These include programs to improve sensory processing and responsiveness, such as sensory integration therapies. Additionally, these programs target improved motor control and function, such as physical therapy.
Who is qualified to provide sensory-motor therapies?
You should look for a certified Occupational (OTR) or Physical Therapist (PT), depending on your needs. For some specific therapies, such as Sensory Integration (SI) Therapy, you should inquire if the therapist has SI certification, which requires training and coursework to be qualified. Occupational therapists should be certified by the National Board of Certified Occupational Therapists (NCBOT) and Physical therapists should be certified by the American Physical Therapy Association (APTA).
What does a sensory motor therapy session look like?
There are many types of sensory motor therapies, with goals and objectives being very different for each.
Sensory Integration (SI): The therapist will plan treatment activities which introduce and eventually desensitize a child to problematic sensory stimulations. Over time, the child develops more appropriate responses to and tolerance for different textures, sounds, tastes and smells, for example. A therapy sensation may involve sand play, eating foods with varied textures, rolling on a ball, or wearing a weighted vest, as examples.
A consultation with an OT certified in SI may be helpful in providing recommendations for special equipment or tools such as swings and balls for those needing sensory stimulation throughout the school day, for example.
Gross and fine motor therapies: The therapist will utilize various treatment activities to improve, strengthen, range of motion, and flexibility across targeted muscle groups.

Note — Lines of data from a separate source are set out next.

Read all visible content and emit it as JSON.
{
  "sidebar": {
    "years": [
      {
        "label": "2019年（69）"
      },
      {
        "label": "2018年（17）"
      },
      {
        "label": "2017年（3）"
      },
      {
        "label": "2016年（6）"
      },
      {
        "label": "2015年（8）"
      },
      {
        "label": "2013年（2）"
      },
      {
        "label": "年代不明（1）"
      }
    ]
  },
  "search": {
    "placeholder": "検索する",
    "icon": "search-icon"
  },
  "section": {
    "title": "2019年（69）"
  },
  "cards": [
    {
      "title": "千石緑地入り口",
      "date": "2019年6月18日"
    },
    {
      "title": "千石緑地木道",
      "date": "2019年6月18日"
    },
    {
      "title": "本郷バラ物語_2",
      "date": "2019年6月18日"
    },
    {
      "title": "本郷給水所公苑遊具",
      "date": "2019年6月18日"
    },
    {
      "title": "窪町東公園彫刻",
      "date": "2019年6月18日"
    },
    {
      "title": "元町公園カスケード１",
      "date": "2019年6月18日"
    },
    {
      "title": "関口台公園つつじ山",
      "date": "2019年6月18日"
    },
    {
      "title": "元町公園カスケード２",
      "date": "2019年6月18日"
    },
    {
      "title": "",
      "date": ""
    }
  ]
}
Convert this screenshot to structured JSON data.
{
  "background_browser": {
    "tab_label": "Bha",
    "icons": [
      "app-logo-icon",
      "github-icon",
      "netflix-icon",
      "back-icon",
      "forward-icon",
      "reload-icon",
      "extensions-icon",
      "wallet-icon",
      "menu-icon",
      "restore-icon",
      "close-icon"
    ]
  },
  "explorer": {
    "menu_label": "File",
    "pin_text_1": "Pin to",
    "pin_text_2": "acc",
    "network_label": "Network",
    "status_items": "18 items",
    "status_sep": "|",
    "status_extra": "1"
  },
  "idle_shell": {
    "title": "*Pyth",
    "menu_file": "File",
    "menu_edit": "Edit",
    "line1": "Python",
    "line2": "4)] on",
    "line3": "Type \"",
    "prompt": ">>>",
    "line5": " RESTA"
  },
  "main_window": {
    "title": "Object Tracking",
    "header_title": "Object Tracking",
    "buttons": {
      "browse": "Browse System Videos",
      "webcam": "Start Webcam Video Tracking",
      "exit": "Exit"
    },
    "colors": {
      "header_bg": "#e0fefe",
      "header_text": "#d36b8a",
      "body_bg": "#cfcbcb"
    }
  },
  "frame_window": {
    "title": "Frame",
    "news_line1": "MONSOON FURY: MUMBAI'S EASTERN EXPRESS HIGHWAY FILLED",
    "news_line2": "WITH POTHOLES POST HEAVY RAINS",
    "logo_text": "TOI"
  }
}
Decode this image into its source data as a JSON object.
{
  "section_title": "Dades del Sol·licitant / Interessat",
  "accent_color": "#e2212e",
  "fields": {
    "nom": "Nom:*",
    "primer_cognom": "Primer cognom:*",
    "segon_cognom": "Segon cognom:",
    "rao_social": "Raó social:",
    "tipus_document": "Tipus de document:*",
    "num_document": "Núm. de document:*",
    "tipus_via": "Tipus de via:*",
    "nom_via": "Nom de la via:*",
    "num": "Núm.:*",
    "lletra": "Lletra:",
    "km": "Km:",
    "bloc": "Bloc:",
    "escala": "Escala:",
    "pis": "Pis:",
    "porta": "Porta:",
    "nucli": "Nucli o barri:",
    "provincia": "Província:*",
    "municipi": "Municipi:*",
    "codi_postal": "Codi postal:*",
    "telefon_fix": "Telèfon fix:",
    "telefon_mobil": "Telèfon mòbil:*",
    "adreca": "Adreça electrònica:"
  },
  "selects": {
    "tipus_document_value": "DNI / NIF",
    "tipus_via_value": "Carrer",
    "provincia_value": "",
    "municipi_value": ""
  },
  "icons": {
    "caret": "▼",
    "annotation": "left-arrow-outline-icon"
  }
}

The end goal of these therapies is to improve functioning in daily living activities, such as, riding a bike, tying shoes, or handwriting.